Food & Perfectionism: A Destructive Combination

perfectionism, food, destructive, exercise, dieting

There are certain places in life where perfectionism is a good thing. I want my brain surgeon and my airline pilot to be perfectionists. If it’s a matter of life and death, then get it right!

But applying perfectionism to food and exercise is a recipe for disaster (granted, for folks with food allergies or other food-related illnesses, rigidity with their diets may be a matter of life and death…). For the vast majority of us, this mindset only leads to obsession, disappointment and weight problems.

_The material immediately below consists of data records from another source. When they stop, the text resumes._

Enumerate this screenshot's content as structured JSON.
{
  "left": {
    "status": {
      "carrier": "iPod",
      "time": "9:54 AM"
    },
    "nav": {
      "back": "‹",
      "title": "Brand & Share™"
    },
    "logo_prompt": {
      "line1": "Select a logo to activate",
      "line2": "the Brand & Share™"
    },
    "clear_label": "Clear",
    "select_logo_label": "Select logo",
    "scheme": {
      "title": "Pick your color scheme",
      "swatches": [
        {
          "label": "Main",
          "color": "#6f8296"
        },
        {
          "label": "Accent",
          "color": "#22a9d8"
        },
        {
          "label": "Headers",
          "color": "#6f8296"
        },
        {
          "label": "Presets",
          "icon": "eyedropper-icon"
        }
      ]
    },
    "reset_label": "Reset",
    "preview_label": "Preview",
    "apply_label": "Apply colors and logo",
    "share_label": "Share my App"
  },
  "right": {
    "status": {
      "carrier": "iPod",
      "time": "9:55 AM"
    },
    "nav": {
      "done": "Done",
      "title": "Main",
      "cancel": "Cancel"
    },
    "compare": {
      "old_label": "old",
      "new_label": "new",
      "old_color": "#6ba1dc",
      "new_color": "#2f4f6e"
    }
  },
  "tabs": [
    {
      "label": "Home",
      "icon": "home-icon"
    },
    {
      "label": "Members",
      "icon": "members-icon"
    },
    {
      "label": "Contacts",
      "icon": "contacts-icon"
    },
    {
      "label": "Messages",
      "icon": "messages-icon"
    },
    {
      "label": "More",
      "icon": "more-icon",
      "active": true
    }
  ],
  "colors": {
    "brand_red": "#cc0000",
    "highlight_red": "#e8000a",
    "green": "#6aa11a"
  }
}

The typical American struggling with her weight believes her expanding waistline is a result of being too lax about food and too lazy about exercise.  So in her effort to lose weight, she cracks down on herself like the proverbial nun with a yardstick.  When I was growing up, the kids at the strict Catholic schools smoked cigarettes and fooled around with boys way before the rest of us.  The harsher the discipline, the stronger the urge to rebel.

Apply this to eating and here is the result:

“Well,” you say after eating one bite too many. “You BLEW it!  This day is a wash. You might as well eat whatever you want and you can get your act together tomorrow, you lazy, pathetic, loser.”  Or you start an exercise regime involving an hour-long workout every day.  The first time you miss your workout, your Inner Nun tells you how disappointed she is in you…and it takes you weeks or even months to get back in the groove.

On the other side of the weight, spectrum are those with a genetic predisposition for anxiety and perfectionism. (Yes, there appears to be a gene for perfectionism).  For these folks, a diet or exercise plan can lead to anorexia.  They never arrive at perfect: they can always eliminate one more food, eat a little less, weigh a little less. This is how bright, beautiful people can literally starve themselves to death.

So, if you want to be healthy, happy, weigh the right amount for your body and not have an eating disorder, adopt this non-perfectionist mindset:

  • Apply the 80-20 Rule (80 percent healthy, 20 percent not-so-much) to your eating.
  • Get your heart beating faster by doing something FUN.
  • Eliminate (or at least reduce) the negative self-talk: it only fuels the problem.
  • Remind yourself that every moment is a chance to turn your day in a positive direction.